Tiny trees

Chuck Coate and Leo Martinez

Photo by Ken Smith

The Chico Bonsai Society has been helping foster an appreciation for the ancient Japanese horticultural art form—and teaching the skills necessary for locals to grow their own bonsai—since 1976. The group’s president, Chuck Coate (pictured on right), and treasurer, Leo Martinez, recently gave a peek at what to expect this weekend at the club’s Spring Bonsai Show during a tour of Coate’s personal collection—a veritable tiny forest of some 200 bonsai of various species in various states of growth. The show takes place 11 a.m.-5 p.m. Saturday and 9 a.m.-5 a.m. Sunday (April 29-30) at the Chico Area Recreation District Center (540 Valambrosa Ave.). Regular club meetings are held the second Sunday of each month at the Butte County Library, Chico branch (1108 Sherman Ave.). For more information, go to chicobonsaisociety.com.

How did you start growing bonsai?

When I was dating my wife back in the ’70s, her mom had a Sunset Magazine booklet on bonsai and a few trees. Whenever we went out for a date, I’d always have to wait for her, so I’d go out into the backyard and look around. I got fascinated by the trees, and that’s how I got the bug.

Which tree here is the oldest?

I’m not really sure, because it’s not about actual age, but how old it looks. That’s the whole point of bonsai, taking a plant and putting style to it to make it a scale model of a mature tree out in the woods. That’s the art of it … it’s easy to explain, but hard to get there.

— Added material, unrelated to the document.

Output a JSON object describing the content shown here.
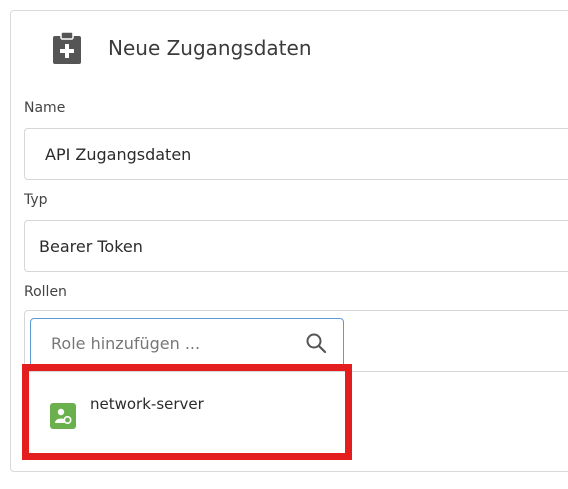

What are some of the challenges?

The biggest thing for beginners is developing patience … learning to let things grow before you start whacking away at them. You should take time to learn about what the plant likes and accommodate those things. It may take years, but part of the appreciation is being able to look at your bonsai and see the plan and where it’s going.

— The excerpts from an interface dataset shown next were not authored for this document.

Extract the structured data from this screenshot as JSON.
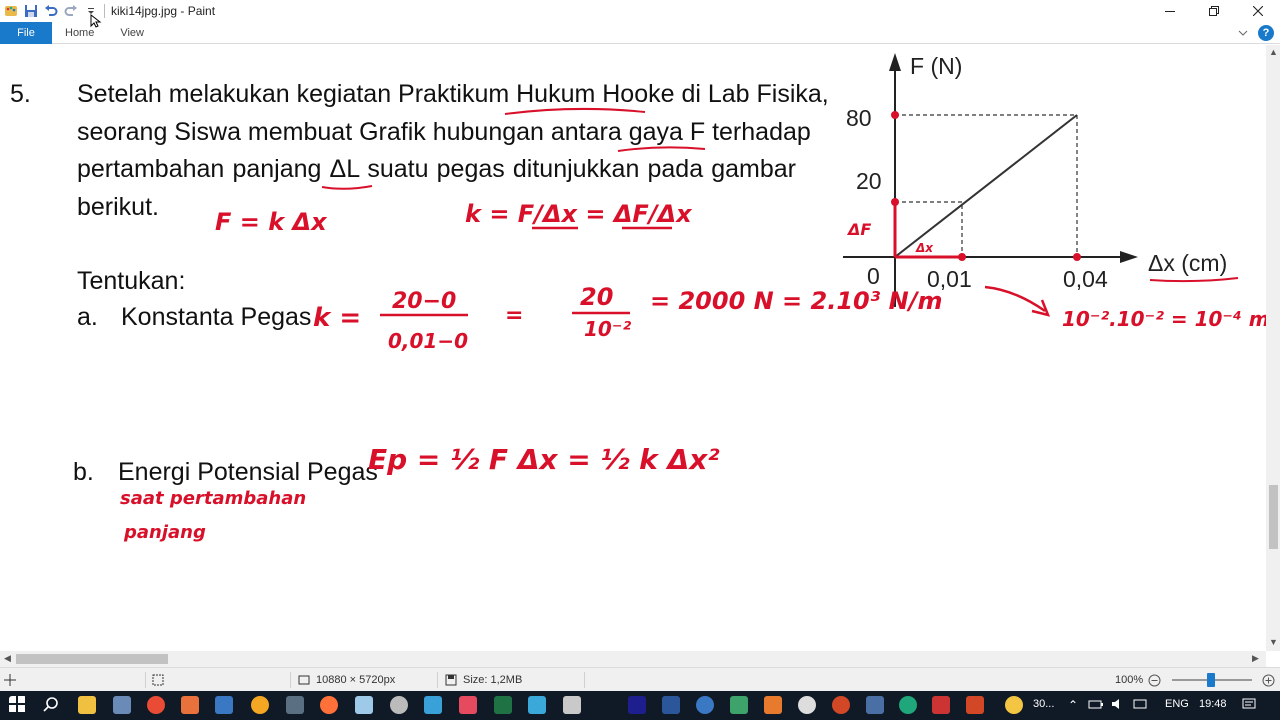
{
  "window": {
    "title": "kiki14jpg.jpg - Paint",
    "controls": {
      "minimize_icon": "minimize-icon",
      "restore_icon": "restore-icon",
      "close_icon": "close-icon"
    }
  },
  "ribbon": {
    "tabs": [
      "File",
      "Home",
      "View"
    ]
  },
  "document": {
    "question_number": "5.",
    "question_lines": [
      "Setelah melakukan kegiatan Praktikum Hukum Hooke di Lab Fisika,",
      "seorang Siswa membuat Grafik hubungan antara gaya F terhadap",
      "pertambahan panjang  ΔL suatu pegas ditunjukkan pada gambar",
      "berikut."
    ],
    "tentukan": "Tentukan:",
    "item_a_label": "a.",
    "item_a_text": "Konstanta Pegas",
    "item_b_label": "b.",
    "item_b_text": "Energi Potensial Pegas",
    "graph": {
      "y_axis_label": "F (N)",
      "x_axis_label": "Δx (cm)",
      "origin": "0",
      "y_ticks": [
        "80",
        "20"
      ],
      "x_ticks": [
        "0,01",
        "0,04"
      ]
    },
    "handwriting": {
      "hooke_law": "F = k Δx",
      "k_formula": "k = F/Δx = ΔF/Δx",
      "k_numerator": "20−0",
      "k_denominator": "0,01−0",
      "step2_num": "20",
      "step2_den": "10⁻²",
      "result": "= 2000 N = 2.10³ N/m",
      "conversion": "10⁻².10⁻² = 10⁻⁴ m",
      "y_mark": "ΔF",
      "x_mark": "Δx",
      "ep_formula": "Ep = ½ F Δx = ½ k Δx²",
      "note_line1": "saat pertambahan",
      "note_line2": "panjang"
    }
  },
  "status_bar": {
    "dimensions": "10880 × 5720px",
    "size": "Size: 1,2MB",
    "zoom": "100%"
  },
  "taskbar": {
    "weather": "30...",
    "language": "ENG",
    "time": "19:48"
  },
  "colors": {
    "accent": "#1979ca",
    "ink": "#d8102a",
    "taskbar": "#101a26"
  }
}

What’s a good way to get started?

We will also have some demonstrations at the show, which is basically a Q&A session while someone is working on a plant. Sometimes [the sessions] get a bit off-track, but that’s OK, because people want to know stuff and we want to provide them with the information.

Is there a lot of trading and sharing within the club?

Absolutely. We’ll also have a plant table sale at the show. The club gets a cut of the sale, so it helps out revenue flow a little, and [members] get a little something back for the time and effort they put into it.

What do you get out of it, personally?

I’m retired, so it gives me something creative to do and helps me stay busy, from day-to-day and season-to-season. It’s very satisfying when you get something that works.